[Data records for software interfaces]
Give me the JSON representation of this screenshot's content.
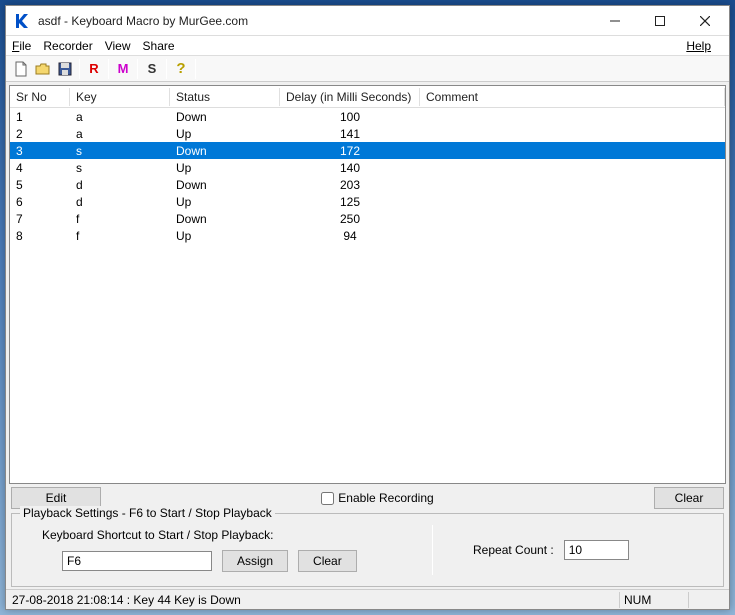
{
  "window": {
    "title": "asdf - Keyboard Macro by MurGee.com"
  },
  "menu": {
    "file": "File",
    "recorder": "Recorder",
    "view": "View",
    "share": "Share",
    "help": "Help"
  },
  "toolbar": {
    "r": "R",
    "m": "M",
    "s": "S"
  },
  "columns": {
    "srno": "Sr No",
    "key": "Key",
    "status": "Status",
    "delay": "Delay (in Milli Seconds)",
    "comment": "Comment"
  },
  "rows": [
    {
      "no": "1",
      "key": "a",
      "status": "Down",
      "delay": "100",
      "comment": "",
      "selected": false
    },
    {
      "no": "2",
      "key": "a",
      "status": "Up",
      "delay": "141",
      "comment": "",
      "selected": false
    },
    {
      "no": "3",
      "key": "s",
      "status": "Down",
      "delay": "172",
      "comment": "",
      "selected": true
    },
    {
      "no": "4",
      "key": "s",
      "status": "Up",
      "delay": "140",
      "comment": "",
      "selected": false
    },
    {
      "no": "5",
      "key": "d",
      "status": "Down",
      "delay": "203",
      "comment": "",
      "selected": false
    },
    {
      "no": "6",
      "key": "d",
      "status": "Up",
      "delay": "125",
      "comment": "",
      "selected": false
    },
    {
      "no": "7",
      "key": "f",
      "status": "Down",
      "delay": "250",
      "comment": "",
      "selected": false
    },
    {
      "no": "8",
      "key": "f",
      "status": "Up",
      "delay": "94",
      "comment": "",
      "selected": false
    }
  ],
  "buttons": {
    "edit": "Edit",
    "enable_recording": "Enable Recording",
    "clear_list": "Clear",
    "assign": "Assign",
    "clear_shortcut": "Clear"
  },
  "playback": {
    "legend": "Playback Settings - F6 to Start / Stop Playback",
    "shortcut_label": "Keyboard Shortcut to Start / Stop Playback:",
    "shortcut_value": "F6",
    "repeat_label": "Repeat Count :",
    "repeat_value": "10"
  },
  "status": {
    "text": "27-08-2018 21:08:14 : Key 44 Key is Down",
    "num": "NUM"
  }
}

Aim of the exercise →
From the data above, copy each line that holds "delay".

Exercise output →
    "delay": "Delay (in Milli Seconds)",
      "delay": "100",
      "delay": "141",
      "delay": "172",
      "delay": "140",
      "delay": "203",
      "delay": "125",
      "delay": "250",
      "delay": "94",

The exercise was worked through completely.